Tammy Tiber showed the videos almost a year ago, but widespread controversy over them began just recently after a candidate for Glendale City Council obtained thousands of pages of documents about lessons in the Glendale Unified School District that he had requested through public records laws, the Los Angeles Times reports.
The candidate, Jordan Henry, “asked for emails on social justice learning standards and lessons, restorative justice and antibias education,” according to the Times. One email, between Tiber and a curriculum adviser, was posted on social media, leading to criticism of the teacher and contentious school board meetings.
“Today I talked to my class about LGBTQ pride month and played 2 short videos from youtube that were geared toward kids,” Tiber wrote in the email last June, when she was teaching online via Zoom. “A parent who heard the lesson and discussion made her daughter leave zoom and texted me asking me when I was done discussing sexual orientation so that she could let her kids back into zoom. I was planning on doing more lessons tomorrow and Wednesday, but now I’m afraid to. Here are the videos and lessons I was going to do with my class.”
She cited four videos, and it’s not clear which ones she had already showed to the class, the Times reports. But some parents recalled seeing the one that aroused the most controversy, “Talking to Kids About Pride Month,” featuring Canadian TV personality Jessi Cruickshank and several children. Cruickshank discusses her attraction to actress Jodie Foster and mentions “sexual diversity” and “coming out of the closet.” The curriculum adviser said Tiber should reconsider using this video, although he did not tell her outright not to, and he pronounced the other videos appropriate.
Some parents in Glendale, a Los Angeles suburb, have said this and other videos were not age-appropriate and that conversations about these topics belong in the home, not school — echoing the rationale behind Florida’s “don’t say gay” law and similar legislation proposed in other states.

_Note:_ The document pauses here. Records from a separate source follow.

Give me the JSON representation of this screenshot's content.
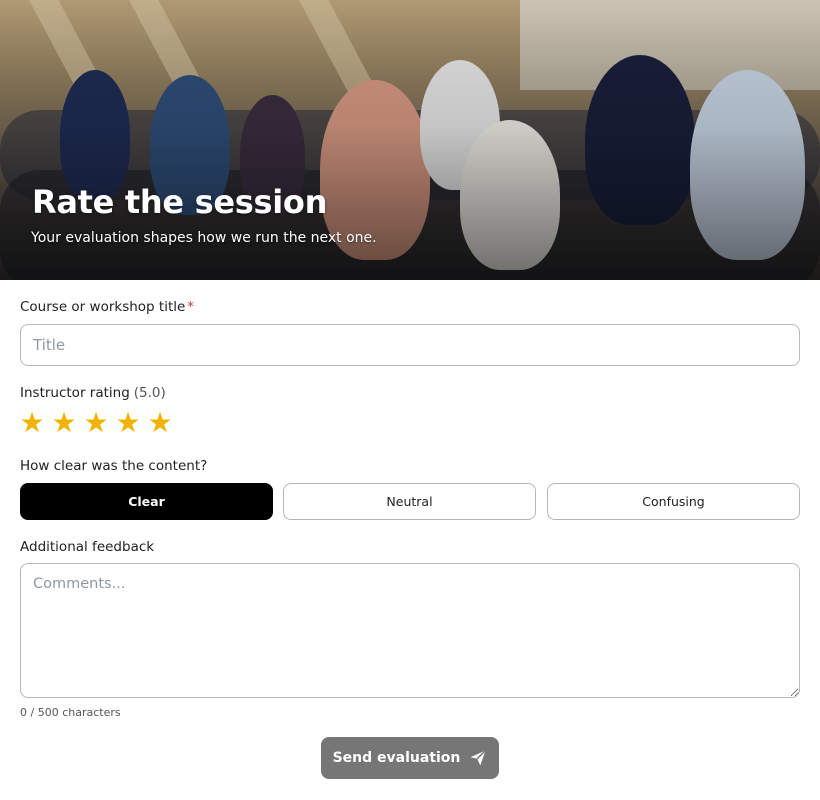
{
  "hero": {
    "title": "Rate the session",
    "subtitle": "Your evaluation shapes how we run the next one."
  },
  "course": {
    "label": "Course or workshop title",
    "required_marker": "*",
    "placeholder": "Title",
    "value": ""
  },
  "rating": {
    "label": "Instructor rating",
    "value_text": "(5.0)",
    "value": 5,
    "max": 5,
    "star_glyph": "★",
    "star_color": "#f0b400"
  },
  "clarity": {
    "label": "How clear was the content?",
    "options": [
      "Clear",
      "Neutral",
      "Confusing"
    ],
    "selected": "Clear"
  },
  "feedback": {
    "label": "Additional feedback",
    "placeholder": "Comments...",
    "counter": "0 / 500 characters"
  },
  "submit": {
    "label": "Send evaluation",
    "icon": "paper-plane-icon",
    "color": "#767676"
  }
}
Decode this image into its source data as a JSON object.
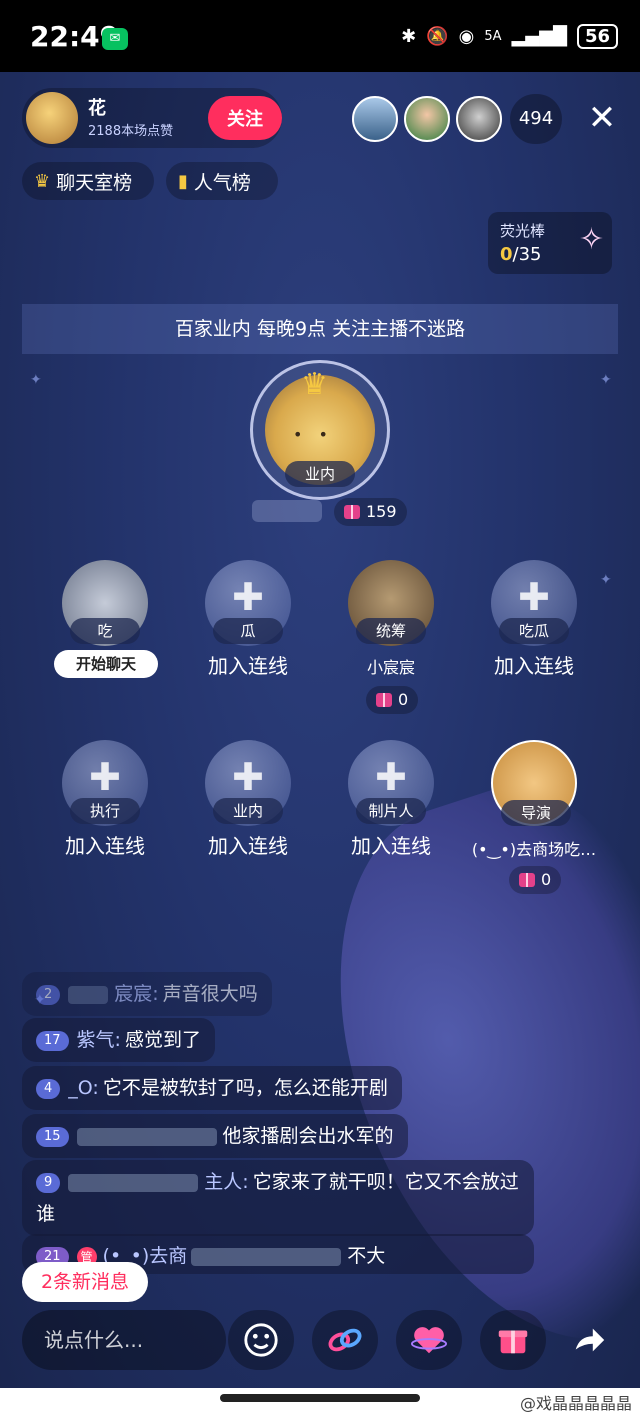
{
  "status_bar": {
    "time": "22:49",
    "network": "5A",
    "battery": "56"
  },
  "top_bar": {
    "host_name": "花",
    "host_sub": "2188本场点赞",
    "follow_label": "关注",
    "viewer_count": "494",
    "close_icon": "close-icon"
  },
  "ranks": {
    "chat_rank": "聊天室榜",
    "popularity_rank": "人气榜"
  },
  "glow_stick": {
    "title": "荧光棒",
    "current": "0",
    "total": "/35"
  },
  "banner": "百家业内  每晚9点  关注主播不迷路",
  "host_seat": {
    "tag": "业内",
    "gift_count": "159"
  },
  "seats": [
    {
      "tag": "吃",
      "action": "开始聊天"
    },
    {
      "tag": "瓜",
      "action": "加入连线"
    },
    {
      "tag": "统筹",
      "name": "小宸宸",
      "gift_count": "0"
    },
    {
      "tag": "吃瓜",
      "action": "加入连线"
    },
    {
      "tag": "执行",
      "action": "加入连线"
    },
    {
      "tag": "业内",
      "action": "加入连线"
    },
    {
      "tag": "制片人",
      "action": "加入连线"
    },
    {
      "tag": "导演",
      "name": "(•‿•)去商场吃…",
      "gift_count": "0"
    }
  ],
  "chat": [
    {
      "level": "2",
      "name": "宸宸:",
      "text": "声音很大吗"
    },
    {
      "level": "17",
      "name": "紫气:",
      "text": "感觉到了"
    },
    {
      "level": "4",
      "name": "_O:",
      "text": "它不是被软封了吗，怎么还能开剧"
    },
    {
      "level": "15",
      "name": "",
      "text": "他家播剧会出水军的"
    },
    {
      "level": "9",
      "name": "主人:",
      "text": "它家来了就干呗！它又不会放过谁"
    },
    {
      "level": "21",
      "manager": "管",
      "name": "(•_•)去商",
      "text": "不大"
    }
  ],
  "new_messages": "2条新消息",
  "bottom_bar": {
    "input_placeholder": "说点什么...",
    "emoji_icon": "emoji-icon",
    "link_icon": "link-icon",
    "heart_icon": "heart-icon",
    "gift_icon": "gift-icon",
    "share_icon": "share-icon"
  },
  "watermark": "@戏晶晶晶晶晶"
}
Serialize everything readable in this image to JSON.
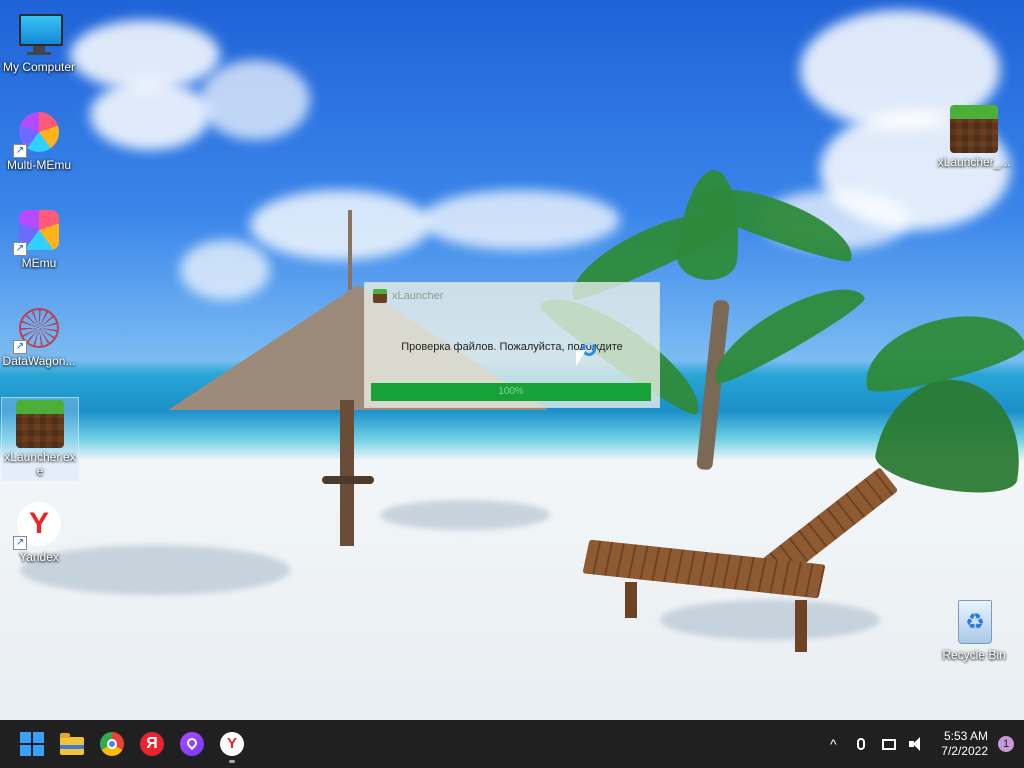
{
  "desktop": {
    "icons_left": [
      {
        "label": "My Computer"
      },
      {
        "label": "Multi-MEmu"
      },
      {
        "label": "MEmu"
      },
      {
        "label": "DataWagon..."
      },
      {
        "label": "xLauncher.exe"
      },
      {
        "label": "Yandex"
      }
    ],
    "icons_right": [
      {
        "label": "xLauncher_..."
      },
      {
        "label": "Recycle Bin"
      }
    ]
  },
  "launcher": {
    "title": "xLauncher",
    "message": "Проверка файлов. Пожалуйста, подождите",
    "progress_text": "100%",
    "progress": 1.0,
    "colors": {
      "progress_fill": "#17a238"
    }
  },
  "taskbar": {
    "pinned": [
      {
        "icon": "start-icon"
      },
      {
        "icon": "file-explorer-icon"
      },
      {
        "icon": "chrome-icon"
      },
      {
        "icon": "yandex-icon",
        "glyph": "Я"
      },
      {
        "icon": "alice-icon"
      },
      {
        "icon": "yandex-browser-icon",
        "glyph": "Y",
        "active": true
      }
    ],
    "tray": {
      "time": "5:53 AM",
      "date": "7/2/2022",
      "notification_count": "1",
      "chevron": "^"
    }
  },
  "colors": {
    "taskbar_bg": "#202020",
    "accent": "#3aa0ff"
  }
}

“We’re upset about the curriculum that was taught to 8-year-olds,” parent Alvina Piloyan told the Times, adding that she had seen the Cruickshank video. “We’re just saying it’s inappropriate for that age and that video was not very educational.”
Several parents have complained at recent school board meetings, while others have expressed support for Tiber. The teacher has received threats, one of which was documented in a phone message that her attorney provided to the Times.
“You guys are like the devil,” the caller said. “You’re going to get what’s coming to you. ... Somebody will be outside your house, I’m sure, a mob.” The caller has since been identified as a woman from Victorville, Calif., who may be charged with a crime.
Tiber has been transferred from Jefferson Elementary School to another location. She said the transfer was not voluntary and seemed like a punishment, but school officials told the Times it was not disciplinary in nature.
Tiber, who has 34 years of teaching experience, defended herself at a recent school board meeting. “I had hoped to make my classroom a safe space and that I could teach my students to love and accept others no matter their differences, even if some of them had been taught to disapprove or hate others who are different from them,” she said, according to the Times.
“My life has turned upside down,” she added, saying she felt she was the subject of a “witch hunt.”
District officials are continuing to investigate the matter.